Arbor Day is time to note good things come in trees


Published: Fri, April 27, 2012 @ 5:04 a.m.


The American Elm Tree Committee of the Men’s Garden Club of Youngstown wants area residents to think about elm trees, especially today, Arbor Day.

Club members would like residents to locate and report “survivor” American elm trees, those that have not succumbed to Dutch elm disease.

American elms are being researched by the U.S. Forest Service, and recently the Forest Service’s Northern Research Station in Delaware, Ohio, initiated an online system for reporting the location of American elms. The online system can be found at

Survivor elm trees are essential to re-establishing the elm in forests, floodplains and city boulevards, and they are rare. More than 100,000 American elm trees have been tested for resistance to Dutch elm disease. None were found to be resistant; however, eight trees showed enough tolerance that they survived exposure. Tolerant trees exposed to the fungus show symptoms the year of inoculation but no symptoms the next year.


Now there’s a Web-based system that allows users to quickly and accurately pinpoint the location of a big elm using Google Maps. Information that users enter goes into a database that also generates a map showing the locations of all of the elms reported.

Users identify the general location by entering an address, ZIP code, latitude and longitude or even a place name, such as a forest, park or wildlife refuge. Google Maps shows the area, and from there users can zoom in, pinpoint a tree’s location, then mark the spot with a digital “thumbtack.”

After the site is identified, visitors are asked to describe the tree itself: How big is it, is it healthy or showing signs of DED, and what habitat surrounds it?
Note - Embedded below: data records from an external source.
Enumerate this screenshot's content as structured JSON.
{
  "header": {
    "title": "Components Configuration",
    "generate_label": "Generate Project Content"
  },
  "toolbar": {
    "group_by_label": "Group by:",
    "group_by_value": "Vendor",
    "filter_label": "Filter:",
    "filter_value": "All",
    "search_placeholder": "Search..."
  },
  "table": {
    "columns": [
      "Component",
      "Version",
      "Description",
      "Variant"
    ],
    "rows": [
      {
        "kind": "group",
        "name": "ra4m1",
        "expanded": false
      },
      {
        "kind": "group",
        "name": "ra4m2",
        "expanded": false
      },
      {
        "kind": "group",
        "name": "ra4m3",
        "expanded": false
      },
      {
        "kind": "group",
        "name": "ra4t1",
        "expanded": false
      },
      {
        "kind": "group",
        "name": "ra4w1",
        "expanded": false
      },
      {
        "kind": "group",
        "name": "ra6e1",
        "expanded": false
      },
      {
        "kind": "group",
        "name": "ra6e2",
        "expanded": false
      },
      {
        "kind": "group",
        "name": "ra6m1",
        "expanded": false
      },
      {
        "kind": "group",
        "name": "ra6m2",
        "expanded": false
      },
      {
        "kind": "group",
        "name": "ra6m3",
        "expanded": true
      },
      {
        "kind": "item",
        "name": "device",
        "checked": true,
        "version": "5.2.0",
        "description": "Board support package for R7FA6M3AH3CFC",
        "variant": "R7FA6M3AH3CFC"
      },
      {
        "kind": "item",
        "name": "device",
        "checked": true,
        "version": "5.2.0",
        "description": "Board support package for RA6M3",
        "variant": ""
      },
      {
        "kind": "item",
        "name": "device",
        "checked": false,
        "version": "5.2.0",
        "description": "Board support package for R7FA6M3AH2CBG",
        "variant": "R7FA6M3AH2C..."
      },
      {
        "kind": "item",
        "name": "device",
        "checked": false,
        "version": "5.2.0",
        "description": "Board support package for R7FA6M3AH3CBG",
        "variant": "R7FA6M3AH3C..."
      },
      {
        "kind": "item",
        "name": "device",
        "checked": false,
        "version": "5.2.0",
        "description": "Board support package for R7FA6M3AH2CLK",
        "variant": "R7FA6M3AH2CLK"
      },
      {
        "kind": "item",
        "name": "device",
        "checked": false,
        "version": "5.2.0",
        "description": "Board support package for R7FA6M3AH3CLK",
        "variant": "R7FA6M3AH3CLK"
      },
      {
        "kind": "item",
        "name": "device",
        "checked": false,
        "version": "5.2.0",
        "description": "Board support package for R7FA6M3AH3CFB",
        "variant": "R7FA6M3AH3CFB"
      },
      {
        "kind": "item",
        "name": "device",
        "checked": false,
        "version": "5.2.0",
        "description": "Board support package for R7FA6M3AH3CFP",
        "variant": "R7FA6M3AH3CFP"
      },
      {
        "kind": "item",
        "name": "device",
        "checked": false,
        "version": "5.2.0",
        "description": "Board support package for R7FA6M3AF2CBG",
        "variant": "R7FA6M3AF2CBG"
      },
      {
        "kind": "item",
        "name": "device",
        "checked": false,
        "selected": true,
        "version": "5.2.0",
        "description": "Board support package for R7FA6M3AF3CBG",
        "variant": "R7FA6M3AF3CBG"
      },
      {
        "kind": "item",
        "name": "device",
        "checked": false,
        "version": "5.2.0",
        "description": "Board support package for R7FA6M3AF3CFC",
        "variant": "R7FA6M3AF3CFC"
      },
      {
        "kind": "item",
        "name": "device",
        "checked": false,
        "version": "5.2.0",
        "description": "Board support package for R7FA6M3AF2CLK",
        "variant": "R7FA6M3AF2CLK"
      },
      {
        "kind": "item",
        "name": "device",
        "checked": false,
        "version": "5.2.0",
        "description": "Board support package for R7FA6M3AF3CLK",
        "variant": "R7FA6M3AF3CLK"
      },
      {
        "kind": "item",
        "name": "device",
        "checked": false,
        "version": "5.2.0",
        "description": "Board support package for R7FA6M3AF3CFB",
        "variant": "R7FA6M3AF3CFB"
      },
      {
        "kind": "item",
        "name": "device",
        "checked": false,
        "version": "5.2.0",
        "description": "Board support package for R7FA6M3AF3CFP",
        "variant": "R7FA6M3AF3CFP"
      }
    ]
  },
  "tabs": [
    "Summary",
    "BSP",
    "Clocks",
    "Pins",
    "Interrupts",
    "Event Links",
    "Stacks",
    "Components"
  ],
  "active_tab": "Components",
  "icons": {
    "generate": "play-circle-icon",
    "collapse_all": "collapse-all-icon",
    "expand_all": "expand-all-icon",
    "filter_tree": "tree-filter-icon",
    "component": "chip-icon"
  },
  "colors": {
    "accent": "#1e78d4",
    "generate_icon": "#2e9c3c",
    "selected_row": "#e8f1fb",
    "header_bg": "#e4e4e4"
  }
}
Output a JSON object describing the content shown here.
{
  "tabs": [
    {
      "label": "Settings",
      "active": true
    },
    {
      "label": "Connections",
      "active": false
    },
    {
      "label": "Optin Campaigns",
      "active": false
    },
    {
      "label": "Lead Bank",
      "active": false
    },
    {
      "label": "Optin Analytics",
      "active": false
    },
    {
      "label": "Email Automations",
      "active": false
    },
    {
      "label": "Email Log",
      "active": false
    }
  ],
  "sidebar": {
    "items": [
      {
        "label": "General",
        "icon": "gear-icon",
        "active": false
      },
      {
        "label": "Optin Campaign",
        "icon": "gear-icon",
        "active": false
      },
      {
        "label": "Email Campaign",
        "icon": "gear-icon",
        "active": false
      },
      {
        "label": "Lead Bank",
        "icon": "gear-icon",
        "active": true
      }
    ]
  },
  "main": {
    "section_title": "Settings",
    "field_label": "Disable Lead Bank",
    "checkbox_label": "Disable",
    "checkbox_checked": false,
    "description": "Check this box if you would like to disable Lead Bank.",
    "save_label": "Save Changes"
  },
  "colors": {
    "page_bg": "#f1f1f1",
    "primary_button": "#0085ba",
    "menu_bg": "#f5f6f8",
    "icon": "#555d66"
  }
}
Only big trees are old enough to have been exposed to DED and can be considered survivor American elms. Therefore, only trees 24 inches or more in diameter and about 4.5 feet high that show no signs of DED should be reported.

Eventually, researchers want to visit locations reported on the website and collect a branch to propagate a nursery. Then the tree will be injected with DED to determine whether it really is disease tolerant and, if so, it will be cross-pollinated with healthy elms, and the seedlings will be used in forest restoration.

The American Elm Tree Committee of the Men’s Garden Club was formed in 2009 with the following mission:

Share the history of this uniquely American tree.

Promote awareness of the new disease-resistant elms.

Encourage people to include the elm tree in their landscapes.

Encourage communities to plant elm trees in their parks and public spaces.

For information visit the Men’s Garden Club of Youngstown website at